Entries taken from a collection:
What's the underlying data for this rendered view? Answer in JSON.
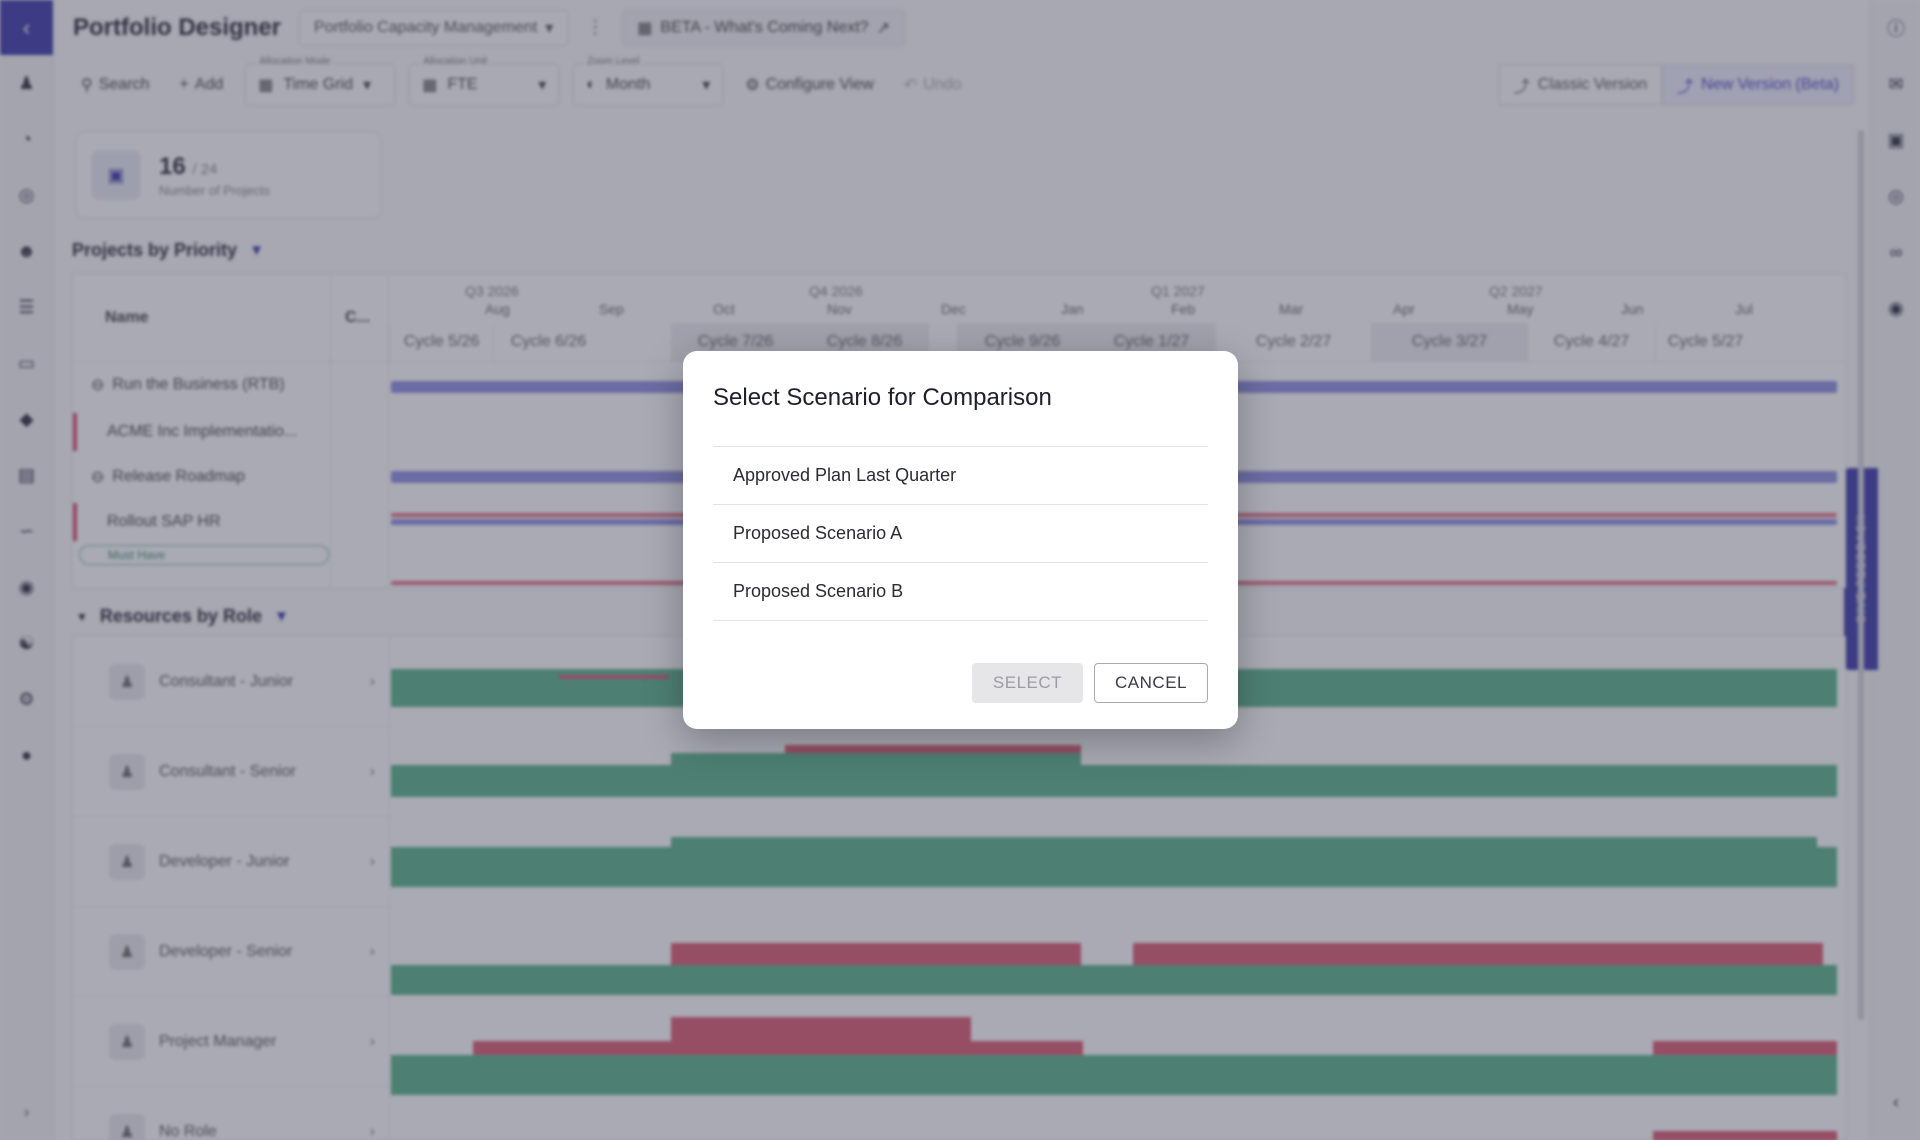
{
  "app": {
    "title": "Portfolio Designer",
    "workspace_select": "Portfolio Capacity Management",
    "beta_link": "BETA - What's Coming Next?"
  },
  "toolbar": {
    "search_label": "Search",
    "add_label": "Add",
    "allocation_mode": {
      "label": "Allocation Mode",
      "value": "Time Grid"
    },
    "allocation_unit": {
      "label": "Allocation Unit",
      "value": "FTE"
    },
    "zoom_level": {
      "label": "Zoom Level",
      "value": "Month"
    },
    "configure_view_label": "Configure View",
    "undo_label": "Undo",
    "classic_version_label": "Classic Version",
    "new_version_label": "New Version (Beta)"
  },
  "kpi": {
    "count": "16",
    "total": "/ 24",
    "subtitle": "Number of Projects"
  },
  "projects_section": {
    "title": "Projects by Priority",
    "col_name": "Name",
    "col_c": "C...",
    "rows": [
      {
        "label": "Run the Business (RTB)"
      },
      {
        "label": "ACME Inc Implementatio..."
      },
      {
        "label": "Release Roadmap"
      },
      {
        "label": "Rollout SAP HR"
      }
    ],
    "tag": "Must Have"
  },
  "timeline": {
    "quarters": [
      "Q3 2026",
      "Q4 2026",
      "Q1 2027",
      "Q2 2027"
    ],
    "months": [
      "Aug",
      "Sep",
      "Oct",
      "Nov",
      "Dec",
      "Jan",
      "Feb",
      "Mar",
      "Apr",
      "May",
      "Jun",
      "Jul"
    ],
    "cycles": [
      "Cycle 5/26",
      "Cycle 6/26",
      "Cycle 7/26",
      "Cycle 8/26",
      "Cycle 9/26",
      "Cycle 1/27",
      "Cycle 2/27",
      "Cycle 3/27",
      "Cycle 4/27",
      "Cycle 5/27"
    ]
  },
  "resources_section": {
    "title": "Resources by Role",
    "roles": [
      {
        "label": "Consultant - Junior"
      },
      {
        "label": "Consultant - Senior"
      },
      {
        "label": "Developer - Junior"
      },
      {
        "label": "Developer - Senior"
      },
      {
        "label": "Project Manager"
      },
      {
        "label": "No Role"
      }
    ]
  },
  "feedback_tab": "GIVE FEEDBACK",
  "dialog": {
    "title": "Select Scenario for Comparison",
    "options": [
      {
        "label": "Approved Plan Last Quarter"
      },
      {
        "label": "Proposed Scenario A"
      },
      {
        "label": "Proposed Scenario B"
      }
    ],
    "select_label": "SELECT",
    "cancel_label": "CANCEL",
    "select_enabled": false
  },
  "colors": {
    "brand": "#3d3aa8",
    "capacity_ok": "#5ab08a",
    "capacity_over": "#d85a74",
    "bar_blue": "#8e8de0"
  }
}
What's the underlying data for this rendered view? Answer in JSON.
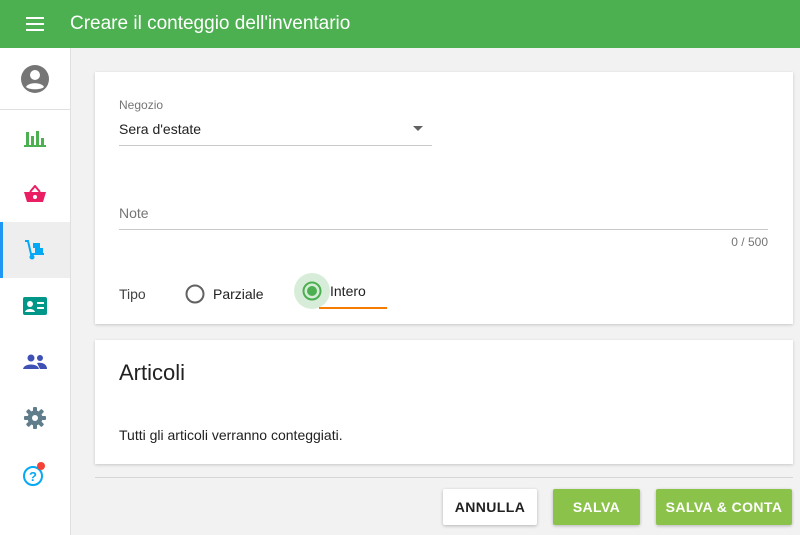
{
  "header": {
    "title": "Creare il conteggio dell'inventario",
    "menu_icon": "menu-icon"
  },
  "sidebar": {
    "items": [
      {
        "name": "account",
        "icon": "account-circle-icon",
        "color": "#757575",
        "active": false
      },
      {
        "name": "reports",
        "icon": "bar-chart-icon",
        "color": "#4caf50",
        "active": false
      },
      {
        "name": "sales",
        "icon": "basket-icon",
        "color": "#e91e63",
        "active": false
      },
      {
        "name": "inventory",
        "icon": "dolly-icon",
        "color": "#03a9f4",
        "active": true
      },
      {
        "name": "customers",
        "icon": "contact-card-icon",
        "color": "#009688",
        "active": false
      },
      {
        "name": "employees",
        "icon": "people-icon",
        "color": "#3f51b5",
        "active": false
      },
      {
        "name": "settings",
        "icon": "gear-icon",
        "color": "#607d8b",
        "active": false
      },
      {
        "name": "help",
        "icon": "help-icon",
        "color": "#03a9f4",
        "active": false,
        "notification_dot_color": "#f44336"
      }
    ]
  },
  "form": {
    "store": {
      "label": "Negozio",
      "value": "Sera d'estate"
    },
    "note": {
      "placeholder": "Note",
      "counter": "0 / 500"
    },
    "type": {
      "label": "Tipo",
      "options": [
        {
          "label": "Parziale",
          "selected": false
        },
        {
          "label": "Intero",
          "selected": true
        }
      ]
    }
  },
  "items_section": {
    "title": "Articoli",
    "text": "Tutti gli articoli verranno conteggiati."
  },
  "actions": {
    "cancel": "ANNULLA",
    "save": "SALVA",
    "save_and_count": "SALVA & CONTA"
  },
  "colors": {
    "primary": "#4caf50",
    "accent": "#8bc34a",
    "focus": "#f57c00",
    "active_indicator": "#2196f3"
  }
}
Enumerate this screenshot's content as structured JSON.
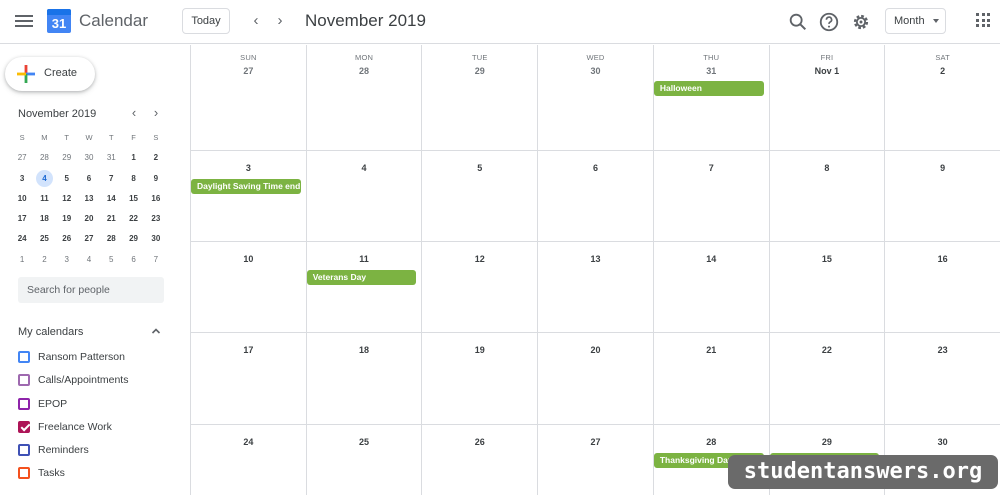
{
  "header": {
    "app_title": "Calendar",
    "logo_day": "31",
    "today_label": "Today",
    "month_title": "November 2019",
    "view_label": "Month"
  },
  "sidebar": {
    "create_label": "Create",
    "mini_title": "November 2019",
    "weekdays": [
      "S",
      "M",
      "T",
      "W",
      "T",
      "F",
      "S"
    ],
    "mini_weeks": [
      [
        "27",
        "28",
        "29",
        "30",
        "31",
        "1",
        "2"
      ],
      [
        "3",
        "4",
        "5",
        "6",
        "7",
        "8",
        "9"
      ],
      [
        "10",
        "11",
        "12",
        "13",
        "14",
        "15",
        "16"
      ],
      [
        "17",
        "18",
        "19",
        "20",
        "21",
        "22",
        "23"
      ],
      [
        "24",
        "25",
        "26",
        "27",
        "28",
        "29",
        "30"
      ],
      [
        "1",
        "2",
        "3",
        "4",
        "5",
        "6",
        "7"
      ]
    ],
    "search_placeholder": "Search for people",
    "my_calendars_title": "My calendars",
    "calendars": [
      {
        "name": "Ransom Patterson",
        "color": "#4285f4",
        "checked": false
      },
      {
        "name": "Calls/Appointments",
        "color": "#9e69af",
        "checked": false
      },
      {
        "name": "EPOP",
        "color": "#8e24aa",
        "checked": false
      },
      {
        "name": "Freelance Work",
        "color": "#ad1457",
        "checked": true
      },
      {
        "name": "Reminders",
        "color": "#3f51b5",
        "checked": false
      },
      {
        "name": "Tasks",
        "color": "#f4511e",
        "checked": false
      }
    ]
  },
  "grid": {
    "day_names": [
      "SUN",
      "MON",
      "TUE",
      "WED",
      "THU",
      "FRI",
      "SAT"
    ],
    "weeks": [
      [
        "27",
        "28",
        "29",
        "30",
        "31",
        "Nov 1",
        "2"
      ],
      [
        "3",
        "4",
        "5",
        "6",
        "7",
        "8",
        "9"
      ],
      [
        "10",
        "11",
        "12",
        "13",
        "14",
        "15",
        "16"
      ],
      [
        "17",
        "18",
        "19",
        "20",
        "21",
        "22",
        "23"
      ],
      [
        "24",
        "25",
        "26",
        "27",
        "28",
        "29",
        "30"
      ]
    ],
    "events": [
      {
        "title": "Halloween",
        "week": 0,
        "day": 4
      },
      {
        "title": "Daylight Saving Time end",
        "week": 1,
        "day": 0
      },
      {
        "title": "Veterans Day",
        "week": 2,
        "day": 1
      },
      {
        "title": "Thanksgiving Day",
        "week": 4,
        "day": 4
      },
      {
        "title": "Black Friday",
        "week": 4,
        "day": 5
      }
    ]
  },
  "colors": {
    "event_green": "#7cb342",
    "today_highlight": "#d2e3fc",
    "logo_blue": "#4285f4"
  },
  "watermark": "studentanswers.org"
}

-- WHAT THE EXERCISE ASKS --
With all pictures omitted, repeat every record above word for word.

-- ANSWER TO THE EXERCISE --
What's the underlying data for this rendered view? Answer in JSON.
{
  "app": {
    "title": "Portfolio Designer",
    "workspace_select": "Portfolio Capacity Management",
    "beta_link": "BETA - What's Coming Next?"
  },
  "toolbar": {
    "search_label": "Search",
    "add_label": "Add",
    "allocation_mode": {
      "label": "Allocation Mode",
      "value": "Time Grid"
    },
    "allocation_unit": {
      "label": "Allocation Unit",
      "value": "FTE"
    },
    "zoom_level": {
      "label": "Zoom Level",
      "value": "Month"
    },
    "configure_view_label": "Configure View",
    "undo_label": "Undo",
    "classic_version_label": "Classic Version",
    "new_version_label": "New Version (Beta)"
  },
  "kpi": {
    "count": "16",
    "total": "/ 24",
    "subtitle": "Number of Projects"
  },
  "projects_section": {
    "title": "Projects by Priority",
    "col_name": "Name",
    "col_c": "C...",
    "rows": [
      {
        "label": "Run the Business (RTB)"
      },
      {
        "label": "ACME Inc Implementatio..."
      },
      {
        "label": "Release Roadmap"
      },
      {
        "label": "Rollout SAP HR"
      }
    ],
    "tag": "Must Have"
  },
  "timeline": {
    "quarters": [
      "Q3 2026",
      "Q4 2026",
      "Q1 2027",
      "Q2 2027"
    ],
    "months": [
      "Aug",
      "Sep",
      "Oct",
      "Nov",
      "Dec",
      "Jan",
      "Feb",
      "Mar",
      "Apr",
      "May",
      "Jun",
      "Jul"
    ],
    "cycles": [
      "Cycle 5/26",
      "Cycle 6/26",
      "Cycle 7/26",
      "Cycle 8/26",
      "Cycle 9/26",
      "Cycle 1/27",
      "Cycle 2/27",
      "Cycle 3/27",
      "Cycle 4/27",
      "Cycle 5/27"
    ]
  },
  "resources_section": {
    "title": "Resources by Role",
    "roles": [
      {
        "label": "Consultant - Junior"
      },
      {
        "label": "Consultant - Senior"
      },
      {
        "label": "Developer - Junior"
      },
      {
        "label": "Developer - Senior"
      },
      {
        "label": "Project Manager"
      },
      {
        "label": "No Role"
      }
    ]
  },
  "feedback_tab": "GIVE FEEDBACK",
  "dialog": {
    "title": "Select Scenario for Comparison",
    "options": [
      {
        "label": "Approved Plan Last Quarter"
      },
      {
        "label": "Proposed Scenario A"
      },
      {
        "label": "Proposed Scenario B"
      }
    ],
    "select_label": "SELECT",
    "cancel_label": "CANCEL",
    "select_enabled": false
  },
  "colors": {
    "brand": "#3d3aa8",
    "capacity_ok": "#5ab08a",
    "capacity_over": "#d85a74",
    "bar_blue": "#8e8de0"
  }
}
What's the underlying data for this rendered view? Answer in JSON.
{
  "header": {
    "title": "Creare il conteggio dell'inventario",
    "menu_icon": "menu-icon"
  },
  "sidebar": {
    "items": [
      {
        "name": "account",
        "icon": "account-circle-icon",
        "color": "#757575",
        "active": false
      },
      {
        "name": "reports",
        "icon": "bar-chart-icon",
        "color": "#4caf50",
        "active": false
      },
      {
        "name": "sales",
        "icon": "basket-icon",
        "color": "#e91e63",
        "active": false
      },
      {
        "name": "inventory",
        "icon": "dolly-icon",
        "color": "#03a9f4",
        "active": true
      },
      {
        "name": "customers",
        "icon": "contact-card-icon",
        "color": "#009688",
        "active": false
      },
      {
        "name": "employees",
        "icon": "people-icon",
        "color": "#3f51b5",
        "active": false
      },
      {
        "name": "settings",
        "icon": "gear-icon",
        "color": "#607d8b",
        "active": false
      },
      {
        "name": "help",
        "icon": "help-icon",
        "color": "#03a9f4",
        "active": false,
        "notification_dot_color": "#f44336"
      }
    ]
  },
  "form": {
    "store": {
      "label": "Negozio",
      "value": "Sera d'estate"
    },
    "note": {
      "placeholder": "Note",
      "counter": "0 / 500"
    },
    "type": {
      "label": "Tipo",
      "options": [
        {
          "label": "Parziale",
          "selected": false
        },
        {
          "label": "Intero",
          "selected": true
        }
      ]
    }
  },
  "items_section": {
    "title": "Articoli",
    "text": "Tutti gli articoli verranno conteggiati."
  },
  "actions": {
    "cancel": "ANNULLA",
    "save": "SALVA",
    "save_and_count": "SALVA & CONTA"
  },
  "colors": {
    "primary": "#4caf50",
    "accent": "#8bc34a",
    "focus": "#f57c00",
    "active_indicator": "#2196f3"
  }
}
Enumerate this screenshot's content as structured JSON.
{
  "header": {
    "app_title": "Calendar",
    "logo_day": "31",
    "today_label": "Today",
    "month_title": "November 2019",
    "view_label": "Month"
  },
  "sidebar": {
    "create_label": "Create",
    "mini_title": "November 2019",
    "weekdays": [
      "S",
      "M",
      "T",
      "W",
      "T",
      "F",
      "S"
    ],
    "mini_weeks": [
      [
        "27",
        "28",
        "29",
        "30",
        "31",
        "1",
        "2"
      ],
      [
        "3",
        "4",
        "5",
        "6",
        "7",
        "8",
        "9"
      ],
      [
        "10",
        "11",
        "12",
        "13",
        "14",
        "15",
        "16"
      ],
      [
        "17",
        "18",
        "19",
        "20",
        "21",
        "22",
        "23"
      ],
      [
        "24",
        "25",
        "26",
        "27",
        "28",
        "29",
        "30"
      ],
      [
        "1",
        "2",
        "3",
        "4",
        "5",
        "6",
        "7"
      ]
    ],
    "search_placeholder": "Search for people",
    "my_calendars_title": "My calendars",
    "calendars": [
      {
        "name": "Ransom Patterson",
        "color": "#4285f4",
        "checked": false
      },
      {
        "name": "Calls/Appointments",
        "color": "#9e69af",
        "checked": false
      },
      {
        "name": "EPOP",
        "color": "#8e24aa",
        "checked": false
      },
      {
        "name": "Freelance Work",
        "color": "#ad1457",
        "checked": true
      },
      {
        "name": "Reminders",
        "color": "#3f51b5",
        "checked": false
      },
      {
        "name": "Tasks",
        "color": "#f4511e",
        "checked": false
      }
    ]
  },
  "grid": {
    "day_names": [
      "SUN",
      "MON",
      "TUE",
      "WED",
      "THU",
      "FRI",
      "SAT"
    ],
    "weeks": [
      [
        "27",
        "28",
        "29",
        "30",
        "31",
        "Nov 1",
        "2"
      ],
      [
        "3",
        "4",
        "5",
        "6",
        "7",
        "8",
        "9"
      ],
      [
        "10",
        "11",
        "12",
        "13",
        "14",
        "15",
        "16"
      ],
      [
        "17",
        "18",
        "19",
        "20",
        "21",
        "22",
        "23"
      ],
      [
        "24",
        "25",
        "26",
        "27",
        "28",
        "29",
        "30"
      ]
    ],
    "events": [
      {
        "title": "Halloween",
        "week": 0,
        "day": 4
      },
      {
        "title": "Daylight Saving Time end",
        "week": 1,
        "day": 0
      },
      {
        "title": "Veterans Day",
        "week": 2,
        "day": 1
      },
      {
        "title": "Thanksgiving Day",
        "week": 4,
        "day": 4
      },
      {
        "title": "Black Friday",
        "week": 4,
        "day": 5
      }
    ]
  },
  "colors": {
    "event_green": "#7cb342",
    "today_highlight": "#d2e3fc",
    "logo_blue": "#4285f4"
  },
  "watermark": "studentanswers.org"
}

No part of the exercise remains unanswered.